Programs

In our Midst. Facets of Jewish Life in Leipzig in the Modern Era

The Leipzig Brühl around 1920. Leipzig Jewish Community Collection, F 9629.
One of Leipzig’s oldest streets, the Brühl was flanked by narrow alleys and
courtyards with houses that traditionally offered lodging for Jewish fur traders
during the Leipzig Messe. In the early 20th century, these were replaced by the
furriers’ grand warehouse and office buildings, which reflected the city’s
significance as a hub for the fur trade. When this photograph was taken, around
10,000 people worked in Leipzig’s fur industry, supplying about a third of all fur
goods worldwide.

This exhibition at the City Library of Leipzig illuminates this history with items from LBI’s own rich collection alongside loans from local institutions including the Ephraim Carlebach Foundation and the City History Museum in Leipzig.

Sara Levy’s World: Music, Gender, and Judaism in Enlightenment Berlin

Clockwise from top left: Musicians perform a work by J.S. Bach that was preserved in the archive of Sara Levy; an engraving by Anton Graff , probably of Sara Levy; Rebecca Cypess at the harpsichord; (l-r) Cypess, Christoph Wolff , and Nancy Sinkoff Photos by Philip Maier.

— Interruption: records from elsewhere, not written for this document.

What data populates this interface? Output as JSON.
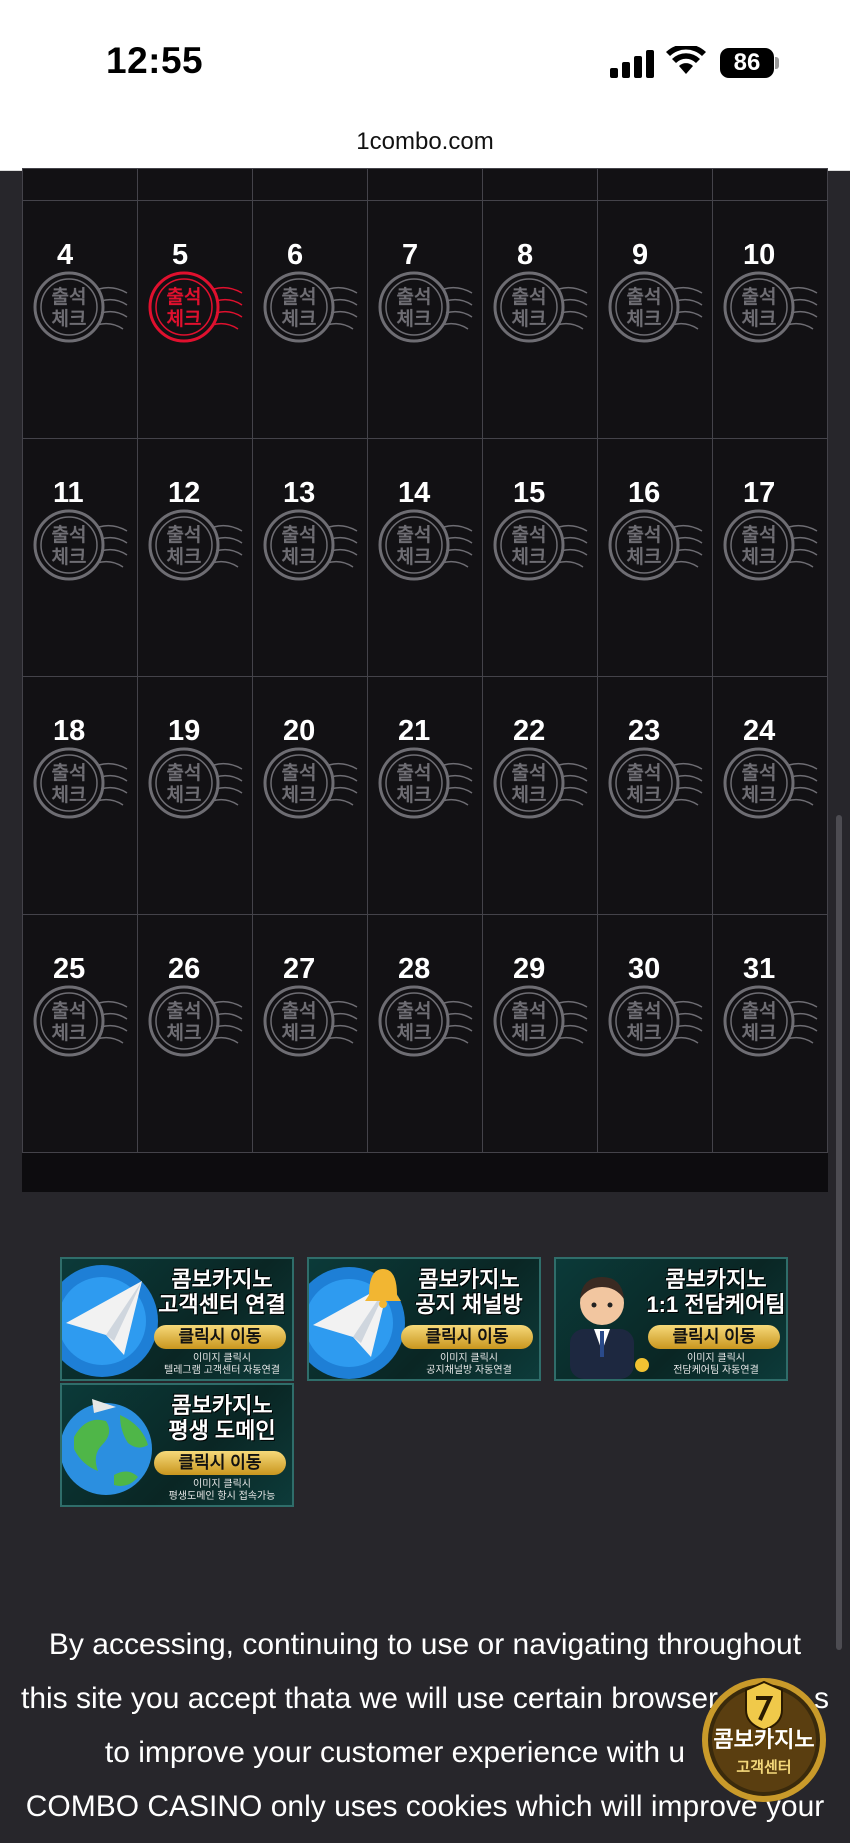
{
  "status_bar": {
    "time": "12:55",
    "battery": "86"
  },
  "browser": {
    "url": "1combo.com"
  },
  "calendar": {
    "stamp_text_line1": "출석",
    "stamp_text_line2": "체크",
    "checked_day": "5",
    "weeks": [
      [
        "4",
        "5",
        "6",
        "7",
        "8",
        "9",
        "10"
      ],
      [
        "11",
        "12",
        "13",
        "14",
        "15",
        "16",
        "17"
      ],
      [
        "18",
        "19",
        "20",
        "21",
        "22",
        "23",
        "24"
      ],
      [
        "25",
        "26",
        "27",
        "28",
        "29",
        "30",
        "31"
      ]
    ]
  },
  "banners": [
    {
      "title_line1": "콤보카지노",
      "title_line2": "고객센터 연결",
      "button": "클릭시 이동",
      "small_line1": "이미지 클릭시",
      "small_line2": "텔레그램 고객센터 자동연결",
      "icon": "telegram-plane-icon"
    },
    {
      "title_line1": "콤보카지노",
      "title_line2": "공지 채널방",
      "button": "클릭시 이동",
      "small_line1": "이미지 클릭시",
      "small_line2": "공지채널방 자동연결",
      "icon": "telegram-bell-icon"
    },
    {
      "title_line1": "콤보카지노",
      "title_line2": "1:1 전담케어팀",
      "button": "클릭시 이동",
      "small_line1": "이미지 클릭시",
      "small_line2": "전담케어팀 자동연결",
      "icon": "agent-avatar-icon"
    },
    {
      "title_line1": "콤보카지노",
      "title_line2": "평생 도메인",
      "button": "클릭시 이동",
      "small_line1": "이미지 클릭시",
      "small_line2": "평생도메인 항시 접속가능",
      "icon": "globe-icon"
    }
  ],
  "terms": {
    "line1": "By accessing, continuing to use or navigating throughout",
    "line2": "this site you accept thata we will use certain browser",
    "line2_tail": "s",
    "line3": "to improve your customer experience with u",
    "line4": "COMBO CASINO only uses cookies which will improve your"
  },
  "support_badge": {
    "title": "콤보카지노",
    "subtitle": "고객센터"
  },
  "colors": {
    "stamp_gray": "#6e6d73",
    "stamp_red": "#e0102e",
    "banner_border": "#2f6d6a",
    "button_gold": "#d9aa3a"
  }
}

The Forchheimer Auditorium at the Center for Jewish History (CJH) took on the atmosphere of an artistic salon in Enlightenment-era Berlin on May 19 as a group of performers and scholars explored the life, times, and music of Sara Levy, one of the most influential hostesses of her day.

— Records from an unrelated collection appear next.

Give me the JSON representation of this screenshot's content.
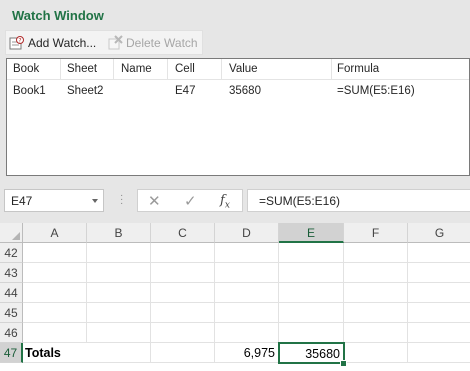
{
  "watch_window": {
    "title": "Watch Window",
    "toolbar": {
      "add_label": "Add Watch...",
      "delete_label": "Delete Watch"
    },
    "columns": [
      "Book",
      "Sheet",
      "Name",
      "Cell",
      "Value",
      "Formula"
    ],
    "rows": [
      [
        "Book1",
        "Sheet2",
        "",
        "E47",
        "35680",
        "=SUM(E5:E16)"
      ]
    ]
  },
  "formula_bar": {
    "name_box": "E47",
    "formula": "=SUM(E5:E16)",
    "icons": [
      "cancel-icon",
      "enter-icon",
      "insert-function-icon"
    ]
  },
  "sheet": {
    "columns": [
      "A",
      "B",
      "C",
      "D",
      "E",
      "F",
      "G"
    ],
    "selected_column": "E",
    "rows": [
      "42",
      "43",
      "44",
      "45",
      "46",
      "47"
    ],
    "selected_row": "47",
    "cells": {
      "A47": "Totals",
      "D47": "6,975",
      "E47": "35680"
    },
    "accent_color": "#217346"
  }
}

Exhibition: Facing History: Portraits from the LBI Art Collection

Artist unknown. Unidentified mother and daughter. Germany, mid-19th century.

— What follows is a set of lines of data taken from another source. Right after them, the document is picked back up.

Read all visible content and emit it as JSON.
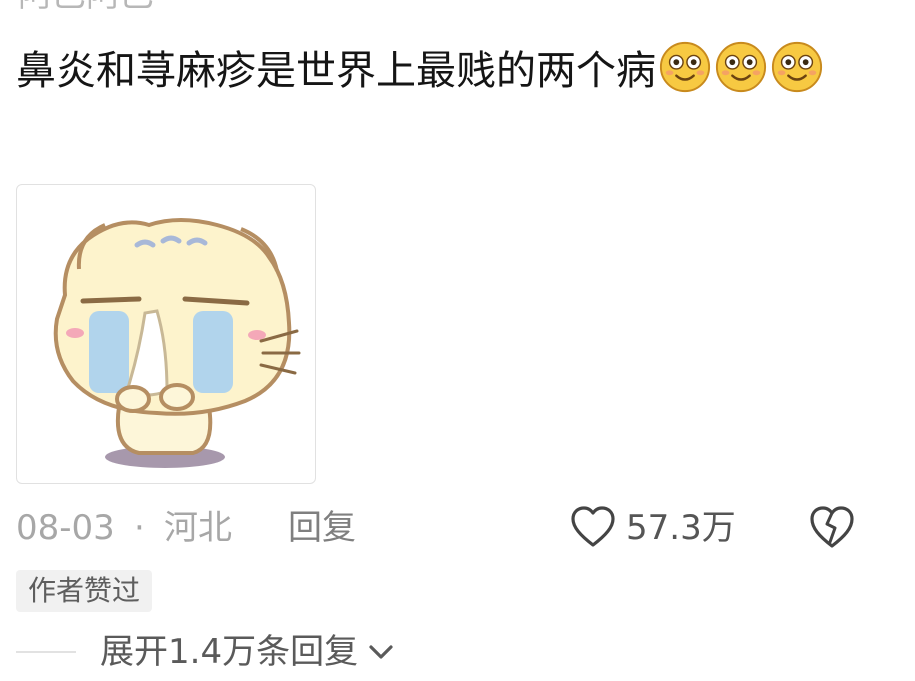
{
  "comment": {
    "username": "阿巴阿巴",
    "text": "鼻炎和荨麻疹是世界上最贱的两个病",
    "emojis": [
      "smiling-face-icon",
      "smiling-face-icon",
      "smiling-face-icon"
    ]
  },
  "meta": {
    "date": "08-03",
    "separator": "·",
    "location": "河北",
    "reply_label": "回复",
    "like_count": "57.3万"
  },
  "badge": "作者赞过",
  "expand": {
    "label": "展开1.4万条回复"
  },
  "colors": {
    "muted_text": "#a7a7a7",
    "emoji_yellow": "#f7c942",
    "badge_bg": "#f1f1f1"
  }
}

At the core of LBI’s Art Collection are well over 1,000 portraits of Jews from Central Europe that reflect the changing cultural dynamics from the 18th century to the 20th century.